Research in Victorian newspapers and journals occupies much of my time away from these pages. The other day searching through the 1891 volume of WT Stead’s influential Review of Reviews, I came across an item which it seemed to me would be of great interest to many of our readers, a “lost poem” by no less a person than Roger Casement.
The editor of the journal, the notorious Stead himself, wrote:
“I publish with much pleasure the following verses which have been sent me from the Congo Free State in response to Mr Harrison’s appeal for the restoration of the Elgin Marbles to Greece.

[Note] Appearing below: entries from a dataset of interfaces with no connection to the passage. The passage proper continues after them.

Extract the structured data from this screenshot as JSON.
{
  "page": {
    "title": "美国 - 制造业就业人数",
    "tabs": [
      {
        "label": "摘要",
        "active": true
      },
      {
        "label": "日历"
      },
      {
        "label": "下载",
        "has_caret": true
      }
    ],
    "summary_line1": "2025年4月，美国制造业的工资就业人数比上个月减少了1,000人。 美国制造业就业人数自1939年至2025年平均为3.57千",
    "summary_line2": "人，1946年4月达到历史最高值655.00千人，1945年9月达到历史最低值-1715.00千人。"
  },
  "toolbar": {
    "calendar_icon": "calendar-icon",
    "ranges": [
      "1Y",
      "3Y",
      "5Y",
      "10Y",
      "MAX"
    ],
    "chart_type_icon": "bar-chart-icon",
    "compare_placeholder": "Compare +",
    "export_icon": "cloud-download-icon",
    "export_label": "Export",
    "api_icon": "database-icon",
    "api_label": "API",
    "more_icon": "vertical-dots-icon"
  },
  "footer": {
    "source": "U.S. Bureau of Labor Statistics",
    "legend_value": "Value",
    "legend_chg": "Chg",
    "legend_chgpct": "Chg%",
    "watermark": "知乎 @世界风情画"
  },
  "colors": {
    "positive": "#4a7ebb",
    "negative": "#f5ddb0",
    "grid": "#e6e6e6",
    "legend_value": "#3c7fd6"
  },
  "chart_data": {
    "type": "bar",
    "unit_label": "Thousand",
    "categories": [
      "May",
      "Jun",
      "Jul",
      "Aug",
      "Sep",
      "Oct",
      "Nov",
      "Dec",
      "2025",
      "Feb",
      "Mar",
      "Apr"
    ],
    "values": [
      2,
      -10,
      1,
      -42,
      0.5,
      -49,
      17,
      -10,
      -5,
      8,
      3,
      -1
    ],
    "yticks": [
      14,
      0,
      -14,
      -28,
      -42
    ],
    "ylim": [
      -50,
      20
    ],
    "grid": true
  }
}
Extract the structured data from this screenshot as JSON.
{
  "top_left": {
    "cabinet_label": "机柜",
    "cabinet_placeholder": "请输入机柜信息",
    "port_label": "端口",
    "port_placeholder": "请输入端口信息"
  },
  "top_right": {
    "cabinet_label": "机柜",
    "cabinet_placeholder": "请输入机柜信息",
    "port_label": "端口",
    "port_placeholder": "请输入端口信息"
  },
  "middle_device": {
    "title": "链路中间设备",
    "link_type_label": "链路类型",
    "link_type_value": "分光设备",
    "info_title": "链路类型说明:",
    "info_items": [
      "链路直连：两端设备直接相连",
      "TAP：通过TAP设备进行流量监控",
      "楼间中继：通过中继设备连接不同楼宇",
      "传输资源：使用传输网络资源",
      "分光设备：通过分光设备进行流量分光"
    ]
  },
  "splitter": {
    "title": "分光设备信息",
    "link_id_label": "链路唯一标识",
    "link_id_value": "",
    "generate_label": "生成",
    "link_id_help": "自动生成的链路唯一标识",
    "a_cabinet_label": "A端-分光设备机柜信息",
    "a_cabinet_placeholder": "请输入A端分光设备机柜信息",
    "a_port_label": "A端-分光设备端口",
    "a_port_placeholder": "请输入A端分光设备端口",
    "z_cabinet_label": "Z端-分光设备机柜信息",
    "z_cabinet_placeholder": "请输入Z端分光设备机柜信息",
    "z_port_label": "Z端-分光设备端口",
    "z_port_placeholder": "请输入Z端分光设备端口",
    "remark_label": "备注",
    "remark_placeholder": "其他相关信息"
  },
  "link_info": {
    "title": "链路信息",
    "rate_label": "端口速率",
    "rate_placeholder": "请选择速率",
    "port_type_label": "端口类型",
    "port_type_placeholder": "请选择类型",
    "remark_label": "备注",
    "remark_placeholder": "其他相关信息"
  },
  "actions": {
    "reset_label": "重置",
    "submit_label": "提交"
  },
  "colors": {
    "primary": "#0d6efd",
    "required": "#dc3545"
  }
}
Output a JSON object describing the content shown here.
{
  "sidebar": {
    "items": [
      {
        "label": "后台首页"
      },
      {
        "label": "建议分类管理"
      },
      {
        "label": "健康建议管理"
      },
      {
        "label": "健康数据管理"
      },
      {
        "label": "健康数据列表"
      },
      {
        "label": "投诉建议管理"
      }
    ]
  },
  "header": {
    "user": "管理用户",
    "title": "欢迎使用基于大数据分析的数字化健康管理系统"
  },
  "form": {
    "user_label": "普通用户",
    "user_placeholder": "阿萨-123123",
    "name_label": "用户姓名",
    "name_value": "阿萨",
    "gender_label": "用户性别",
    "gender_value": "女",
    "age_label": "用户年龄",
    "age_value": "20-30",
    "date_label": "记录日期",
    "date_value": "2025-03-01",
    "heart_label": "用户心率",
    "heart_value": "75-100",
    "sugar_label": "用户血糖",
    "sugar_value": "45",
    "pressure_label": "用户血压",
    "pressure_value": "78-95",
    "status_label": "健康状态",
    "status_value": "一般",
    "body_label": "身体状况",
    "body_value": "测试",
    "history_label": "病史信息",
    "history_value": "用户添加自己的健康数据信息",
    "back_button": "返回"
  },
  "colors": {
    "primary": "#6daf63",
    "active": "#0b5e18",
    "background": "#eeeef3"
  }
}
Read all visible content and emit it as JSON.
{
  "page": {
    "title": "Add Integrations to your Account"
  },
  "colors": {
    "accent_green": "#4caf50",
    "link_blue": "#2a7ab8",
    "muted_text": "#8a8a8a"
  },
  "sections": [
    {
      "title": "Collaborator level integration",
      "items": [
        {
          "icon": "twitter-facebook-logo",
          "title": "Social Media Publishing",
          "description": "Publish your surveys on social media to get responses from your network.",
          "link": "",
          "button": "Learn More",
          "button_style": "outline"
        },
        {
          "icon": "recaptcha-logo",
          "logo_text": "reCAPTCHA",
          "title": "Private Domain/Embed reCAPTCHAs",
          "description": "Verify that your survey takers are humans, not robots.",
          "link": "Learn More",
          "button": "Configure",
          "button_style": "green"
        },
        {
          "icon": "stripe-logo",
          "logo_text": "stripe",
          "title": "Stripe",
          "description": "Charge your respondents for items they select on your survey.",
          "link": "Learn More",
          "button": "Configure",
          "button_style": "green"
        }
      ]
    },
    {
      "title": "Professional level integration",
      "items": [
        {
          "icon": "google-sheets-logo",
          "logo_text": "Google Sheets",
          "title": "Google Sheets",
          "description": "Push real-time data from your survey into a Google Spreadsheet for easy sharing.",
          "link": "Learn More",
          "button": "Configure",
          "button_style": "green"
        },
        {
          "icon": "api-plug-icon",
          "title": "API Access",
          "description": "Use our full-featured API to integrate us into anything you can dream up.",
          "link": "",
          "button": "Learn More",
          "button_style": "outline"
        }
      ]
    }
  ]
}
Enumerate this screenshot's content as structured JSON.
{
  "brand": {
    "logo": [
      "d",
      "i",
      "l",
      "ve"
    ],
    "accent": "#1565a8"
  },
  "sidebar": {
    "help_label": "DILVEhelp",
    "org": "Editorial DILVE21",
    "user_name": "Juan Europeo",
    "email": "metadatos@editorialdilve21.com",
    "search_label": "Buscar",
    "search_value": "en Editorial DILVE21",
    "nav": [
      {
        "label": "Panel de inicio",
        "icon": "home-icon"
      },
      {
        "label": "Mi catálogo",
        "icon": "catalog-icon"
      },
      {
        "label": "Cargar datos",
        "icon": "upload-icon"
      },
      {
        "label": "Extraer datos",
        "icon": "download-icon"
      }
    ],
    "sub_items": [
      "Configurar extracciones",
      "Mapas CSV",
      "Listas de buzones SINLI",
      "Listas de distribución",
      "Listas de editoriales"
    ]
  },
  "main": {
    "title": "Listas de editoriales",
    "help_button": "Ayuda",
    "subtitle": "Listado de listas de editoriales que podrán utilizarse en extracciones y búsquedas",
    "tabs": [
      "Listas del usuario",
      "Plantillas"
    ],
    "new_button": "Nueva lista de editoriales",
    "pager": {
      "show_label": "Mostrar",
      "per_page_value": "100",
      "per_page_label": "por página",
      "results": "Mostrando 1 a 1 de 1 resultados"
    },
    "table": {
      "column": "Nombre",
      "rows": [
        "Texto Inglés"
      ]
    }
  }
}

It is a remarkable instance of the large range of the Review and of the interest which many of our expatriated countrymen take in the problems of the old world which they have left behind: —
Give back the Elgin marbles; let them lie
Unsullied, pure, beneath an Attic sky.
The smoky fingers of our northern clime,
More ruin work than all the ancient time.
How oft the roar of the Piraen sea,
Through column’d hall and dusky temple stealing,
Hath struck these marble ears, that now must flee
The whirling hum of London, noonward reeling.
Ah! let them hear again the sounds that float
Around Athene’s shrine on morning’s breeze,—
The lowing ox, the bell of climbing goat,
And drowsy drone of far Hymettus’ bees.
Give back the marbles; let them vigil keep
Where Art still lies, o’er Pheidias’ tomb, asleep.
Roger Casement, Lukunga Valley, Cataract Region of the Lower Congo.
Though the place from which Casement, then working for the company developing the Congo Free State (virtually the private estate of King Leopold of the Belgians), wrote sounds to a modern ear like the remotest quarter of the “Dark Continent”, it is actually a quarter of Kinshasa, the capital of the Democratic Republic of the Congo. In 1891 it was only a decade old. Today with a population of some 15 million people, it is by far the most populous urbanised area in Africa.
But from what was in 1891 still a remote place Casement was contributing not to an Irish cause, as some might have expected, but another injustice of a cultural kind, one which still engages the friends of Greece in controversy with the British Museum, where the shattered relics of the Parthenon frieze are now lodged.
The poem serves to remind us that Casement was a man of generous spirit who abhorred all instances of corruption and injustice that he encountered. Irish freedom was not his only cause. All aspects of personal freedom moved him. Perhaps if we could see him clear of patriotic fame we might see Casement as a human being with fears and secret passions of his own. The Elgin Marbles, in the minds of many, remain an injustice.